◆ WHAT NEEDS TO BE DONE: Read the data below. Every line holding the string "Module" must be copied.

= = = = = = =

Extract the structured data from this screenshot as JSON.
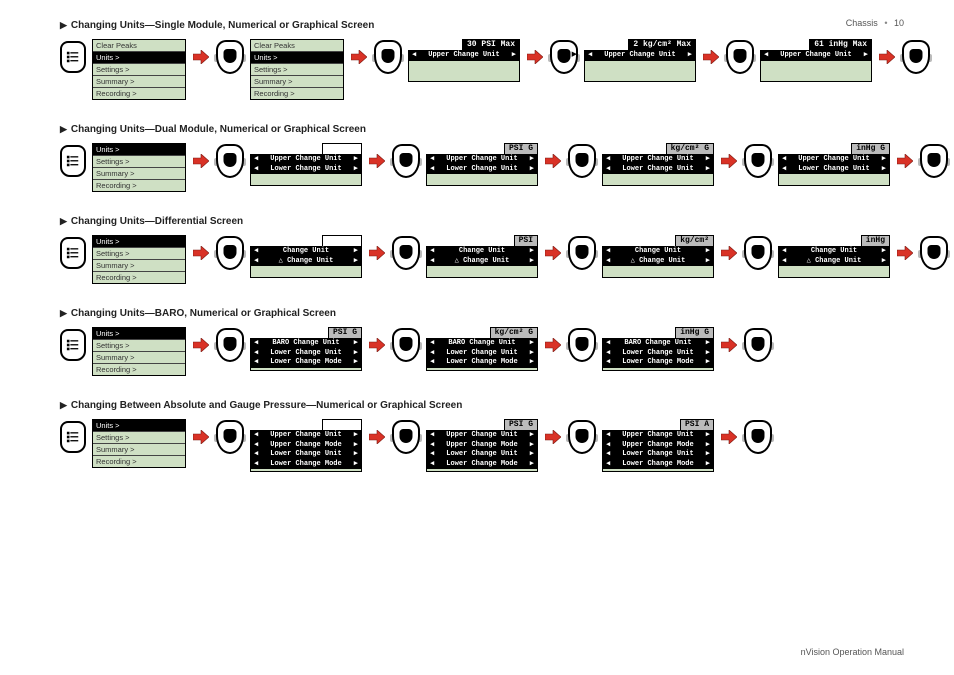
{
  "page_header": {
    "section": "Chassis",
    "page_num": "10"
  },
  "page_footer": "nVision Operation Manual",
  "sections": [
    {
      "title": "Changing Units—Single Module, Numerical or Graphical Screen",
      "flow": [
        {
          "type": "device"
        },
        {
          "type": "menu",
          "rows": [
            {
              "t": "Clear Peaks"
            },
            {
              "t": "Units >",
              "sel": true
            },
            {
              "t": "Settings >"
            },
            {
              "t": "Summary >"
            },
            {
              "t": "Recording >"
            }
          ]
        },
        {
          "type": "arrow"
        },
        {
          "type": "btn",
          "mark": null
        },
        {
          "type": "menu",
          "rows": [
            {
              "t": "Clear Peaks"
            },
            {
              "t": "Units >",
              "sel": true
            },
            {
              "t": "Settings >"
            },
            {
              "t": "Summary >"
            },
            {
              "t": "Recording >"
            }
          ]
        },
        {
          "type": "arrow"
        },
        {
          "type": "btn",
          "mark": null
        },
        {
          "type": "screen",
          "head": "30 PSI Max",
          "head_style": "black",
          "bars": [
            {
              "t": "Upper Change Unit"
            }
          ],
          "pad": 2
        },
        {
          "type": "arrow"
        },
        {
          "type": "btn",
          "mark": "r"
        },
        {
          "type": "screen",
          "head": "2 kg/cm² Max",
          "head_style": "black",
          "bars": [
            {
              "t": "Upper Change Unit"
            }
          ],
          "pad": 2
        },
        {
          "type": "arrow"
        },
        {
          "type": "btn",
          "mark": null
        },
        {
          "type": "screen",
          "head": "61 inHg Max",
          "head_style": "black",
          "bars": [
            {
              "t": "Upper Change Unit"
            }
          ],
          "pad": 2
        },
        {
          "type": "arrow"
        },
        {
          "type": "btn",
          "mark": null
        }
      ]
    },
    {
      "title": "Changing Units—Dual Module, Numerical or Graphical Screen",
      "flow": [
        {
          "type": "device"
        },
        {
          "type": "menu",
          "rows": [
            {
              "t": "Units >",
              "sel": true
            },
            {
              "t": "Settings >"
            },
            {
              "t": "Summary >"
            },
            {
              "t": "Recording >"
            }
          ]
        },
        {
          "type": "arrow"
        },
        {
          "type": "btn",
          "mark": null
        },
        {
          "type": "screen",
          "head": "",
          "head_style": "blank",
          "bars": [
            {
              "t": "Upper Change Unit"
            },
            {
              "t": "Lower Change Unit"
            }
          ],
          "pad": 1
        },
        {
          "type": "arrow"
        },
        {
          "type": "btn",
          "mark": null
        },
        {
          "type": "screen",
          "head": "PSI G",
          "head_style": "gray",
          "bars": [
            {
              "t": "Upper Change Unit"
            },
            {
              "t": "Lower Change Unit"
            }
          ],
          "pad": 1
        },
        {
          "type": "arrow"
        },
        {
          "type": "btn",
          "mark": null
        },
        {
          "type": "screen",
          "head": "kg/cm² G",
          "head_style": "gray",
          "bars": [
            {
              "t": "Upper Change Unit"
            },
            {
              "t": "Lower Change Unit"
            }
          ],
          "pad": 1
        },
        {
          "type": "arrow"
        },
        {
          "type": "btn",
          "mark": null
        },
        {
          "type": "screen",
          "head": "inHg G",
          "head_style": "gray",
          "bars": [
            {
              "t": "Upper Change Unit"
            },
            {
              "t": "Lower Change Unit"
            }
          ],
          "pad": 1
        },
        {
          "type": "arrow"
        },
        {
          "type": "btn",
          "mark": null
        }
      ]
    },
    {
      "title": "Changing Units—Differential Screen",
      "flow": [
        {
          "type": "device"
        },
        {
          "type": "menu",
          "rows": [
            {
              "t": "Units >",
              "sel": true
            },
            {
              "t": "Settings >"
            },
            {
              "t": "Summary >"
            },
            {
              "t": "Recording >"
            }
          ]
        },
        {
          "type": "arrow"
        },
        {
          "type": "btn",
          "mark": null
        },
        {
          "type": "screen",
          "head": "",
          "head_style": "blank",
          "bars": [
            {
              "t": "Change Unit"
            },
            {
              "t": "Change Unit",
              "delta": true
            }
          ],
          "pad": 1
        },
        {
          "type": "arrow"
        },
        {
          "type": "btn",
          "mark": null
        },
        {
          "type": "screen",
          "head": "PSI",
          "head_style": "gray",
          "bars": [
            {
              "t": "Change Unit"
            },
            {
              "t": "Change Unit",
              "delta": true
            }
          ],
          "pad": 1
        },
        {
          "type": "arrow"
        },
        {
          "type": "btn",
          "mark": null
        },
        {
          "type": "screen",
          "head": "kg/cm²",
          "head_style": "gray",
          "bars": [
            {
              "t": "Change Unit"
            },
            {
              "t": "Change Unit",
              "delta": true
            }
          ],
          "pad": 1
        },
        {
          "type": "arrow"
        },
        {
          "type": "btn",
          "mark": null
        },
        {
          "type": "screen",
          "head": "inHg",
          "head_style": "gray",
          "bars": [
            {
              "t": "Change Unit"
            },
            {
              "t": "Change Unit",
              "delta": true
            }
          ],
          "pad": 1
        },
        {
          "type": "arrow"
        },
        {
          "type": "btn",
          "mark": null
        }
      ]
    },
    {
      "title": "Changing Units—BARO, Numerical or Graphical Screen",
      "flow": [
        {
          "type": "device"
        },
        {
          "type": "menu",
          "rows": [
            {
              "t": "Units >",
              "sel": true
            },
            {
              "t": "Settings >"
            },
            {
              "t": "Summary >"
            },
            {
              "t": "Recording >"
            }
          ]
        },
        {
          "type": "arrow"
        },
        {
          "type": "btn",
          "mark": null
        },
        {
          "type": "screen",
          "head": "PSI G",
          "head_style": "gray",
          "bars": [
            {
              "t": "BARO Change Unit"
            },
            {
              "t": "Lower Change Unit"
            },
            {
              "t": "Lower Change Mode"
            }
          ]
        },
        {
          "type": "arrow"
        },
        {
          "type": "btn",
          "mark": null
        },
        {
          "type": "screen",
          "head": "kg/cm² G",
          "head_style": "gray",
          "bars": [
            {
              "t": "BARO Change Unit"
            },
            {
              "t": "Lower Change Unit"
            },
            {
              "t": "Lower Change Mode"
            }
          ]
        },
        {
          "type": "arrow"
        },
        {
          "type": "btn",
          "mark": null
        },
        {
          "type": "screen",
          "head": "inHg G",
          "head_style": "gray",
          "bars": [
            {
              "t": "BARO Change Unit"
            },
            {
              "t": "Lower Change Unit"
            },
            {
              "t": "Lower Change Mode"
            }
          ]
        },
        {
          "type": "arrow"
        },
        {
          "type": "btn",
          "mark": null
        }
      ]
    },
    {
      "title": "Changing Between Absolute and Gauge Pressure—Numerical or Graphical Screen",
      "flow": [
        {
          "type": "device"
        },
        {
          "type": "menu",
          "rows": [
            {
              "t": "Units >",
              "sel": true
            },
            {
              "t": "Settings >"
            },
            {
              "t": "Summary >"
            },
            {
              "t": "Recording >"
            }
          ]
        },
        {
          "type": "arrow"
        },
        {
          "type": "btn",
          "mark": null
        },
        {
          "type": "screen",
          "head": "",
          "head_style": "blank",
          "bars": [
            {
              "t": "Upper Change Unit"
            },
            {
              "t": "Upper Change Mode"
            },
            {
              "t": "Lower Change Unit"
            },
            {
              "t": "Lower Change Mode"
            }
          ]
        },
        {
          "type": "arrow"
        },
        {
          "type": "btn",
          "mark": null
        },
        {
          "type": "screen",
          "head": "PSI G",
          "head_style": "gray",
          "bars": [
            {
              "t": "Upper Change Unit"
            },
            {
              "t": "Upper Change Mode"
            },
            {
              "t": "Lower Change Unit"
            },
            {
              "t": "Lower Change Mode"
            }
          ]
        },
        {
          "type": "arrow"
        },
        {
          "type": "btn",
          "mark": null
        },
        {
          "type": "screen",
          "head": "PSI A",
          "head_style": "gray",
          "bars": [
            {
              "t": "Upper Change Unit"
            },
            {
              "t": "Upper Change Mode"
            },
            {
              "t": "Lower Change Unit"
            },
            {
              "t": "Lower Change Mode"
            }
          ]
        },
        {
          "type": "arrow"
        },
        {
          "type": "btn",
          "mark": null
        }
      ]
    }
  ]
}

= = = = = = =

◆ YOUR RESPONSE:
      "title": "Changing Units—Single Module, Numerical or Graphical Screen",
      "title": "Changing Units—Dual Module, Numerical or Graphical Screen",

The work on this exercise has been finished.